Here’s the scenario: The company is a B2B distributor of printing equipment and supplies. It was founded by a team of three people with a financial backer 14 years ago. In 2010, their 52 sales reps brought in just over $60 million in revenue. Annual sales growth has settled in right around 18%. They wouldn’t divulge their profits, but I did hear about one employee’s recent vacation on the rags-to-riches owner’s 74 foot yacht.
Let those facts sink in for a few minutes. B2B; distribution; commodity & close-to-commodity product set; solid, steady sales growth; lots-O-profit. When you walk around the sales office, you can literally feel the “What recession?” vibe. All of this however, is not the interesting part of the story. The title of the guy I met with is the best summary of the really cool part.
Vice President of Sales, Marketing and Information Technology.
Huh? I’ve met hundreds of Sales VPs. I’ve met hundreds of Marketing VPs. I’ve met hundreds of IT VPs. I had never met an all-in-one before. (Would he be a VP of SMIT???)
I thought I understood the e-Rep concept pretty darned well. This dude put me to shame. He not only understands the theory behind The 3 Facets Of e-Rep, he’s led the design, implementation and operation of by far the best I’ve ever seen. He is rightfully proud of how they’ve integrated their web site, social media tools, web analytics, CRM, ERP and telephone systems. I’ve never seen anything quite like it. Frankly, I had never really even thought much about web analytics/CRM integration.
A non-disclosure agreement keeps me from sharing a whole lot of detail, but I can relate the three elements of their remarkably effective overall sales strategy:
- As much as possible, avoid hiring sales people, marketing people and IT people. Hire people with equal parts of all three disciplines – or who are willing to learn and fill in their personal knowledge gaps.
- Intelligently choose and tightly integrate a set of sales tools (In this case it’s a web site, blog, RSS, FaceBook, Twitter, LinkedIn, YouTube, Microsoft Dynamcis CRM, Sales Fusion, a home-grown ERP and a robust telephone system)

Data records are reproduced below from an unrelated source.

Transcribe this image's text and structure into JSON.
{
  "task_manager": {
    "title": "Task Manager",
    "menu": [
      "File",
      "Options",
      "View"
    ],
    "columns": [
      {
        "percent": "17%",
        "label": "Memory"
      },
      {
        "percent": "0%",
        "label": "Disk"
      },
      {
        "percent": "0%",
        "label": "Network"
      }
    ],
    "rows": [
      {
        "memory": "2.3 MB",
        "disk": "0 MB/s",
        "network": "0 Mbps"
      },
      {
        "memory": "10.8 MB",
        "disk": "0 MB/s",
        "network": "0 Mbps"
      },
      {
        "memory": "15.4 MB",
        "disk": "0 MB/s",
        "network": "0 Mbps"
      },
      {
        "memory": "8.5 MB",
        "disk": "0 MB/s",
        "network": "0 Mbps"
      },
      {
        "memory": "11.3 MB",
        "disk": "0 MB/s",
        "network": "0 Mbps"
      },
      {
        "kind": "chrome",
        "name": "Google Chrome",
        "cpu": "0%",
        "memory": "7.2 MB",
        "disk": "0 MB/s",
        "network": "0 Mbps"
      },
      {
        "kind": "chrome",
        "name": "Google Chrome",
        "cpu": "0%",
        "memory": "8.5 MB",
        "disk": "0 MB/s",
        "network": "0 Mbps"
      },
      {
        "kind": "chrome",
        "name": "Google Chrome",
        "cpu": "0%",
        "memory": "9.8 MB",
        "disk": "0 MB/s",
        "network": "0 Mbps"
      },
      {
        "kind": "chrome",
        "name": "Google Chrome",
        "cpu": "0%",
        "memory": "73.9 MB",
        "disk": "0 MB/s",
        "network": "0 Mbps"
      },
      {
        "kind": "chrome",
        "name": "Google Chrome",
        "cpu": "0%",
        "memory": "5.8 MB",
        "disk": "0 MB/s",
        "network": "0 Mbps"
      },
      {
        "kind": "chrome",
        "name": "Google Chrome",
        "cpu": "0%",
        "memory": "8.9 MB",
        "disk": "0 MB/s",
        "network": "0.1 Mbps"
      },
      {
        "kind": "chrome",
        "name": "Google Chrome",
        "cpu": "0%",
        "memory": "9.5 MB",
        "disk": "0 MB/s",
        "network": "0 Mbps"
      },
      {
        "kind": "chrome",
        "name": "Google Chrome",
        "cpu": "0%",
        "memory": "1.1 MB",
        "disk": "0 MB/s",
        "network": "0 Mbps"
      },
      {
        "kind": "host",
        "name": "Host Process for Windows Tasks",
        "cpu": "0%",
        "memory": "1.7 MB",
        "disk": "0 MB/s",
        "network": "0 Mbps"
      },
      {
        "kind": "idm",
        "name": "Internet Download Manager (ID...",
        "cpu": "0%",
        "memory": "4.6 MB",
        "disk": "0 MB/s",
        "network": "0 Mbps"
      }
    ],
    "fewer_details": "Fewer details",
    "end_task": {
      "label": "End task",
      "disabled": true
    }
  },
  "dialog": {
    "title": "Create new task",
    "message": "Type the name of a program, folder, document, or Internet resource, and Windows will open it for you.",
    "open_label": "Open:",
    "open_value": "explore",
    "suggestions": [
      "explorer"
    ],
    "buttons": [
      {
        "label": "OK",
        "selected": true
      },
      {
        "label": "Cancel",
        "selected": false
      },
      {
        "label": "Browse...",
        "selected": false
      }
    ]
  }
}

- Maintain a sales culture that ardently embraces the disciplined, consistent use of all sales tools based on a formal, metrics-driven sales process.
Part of me wants to say this is a radical departure from the norm. I won’t though. The only thing radical about it is that this outfit has actually done it! Virtually every sales leader I bump into talks the talk. You’ve either heard it or said something like it yourself… “Members of our sales team are above average, appreciate and work closely with their marketing counterparts and are very astute with regard to leveraging technology to sell more faster.” I say, “Bull feathers!”
This is the first instance I have seen of a sales team truly walking the walk.
How close are you? How hard are you really trying?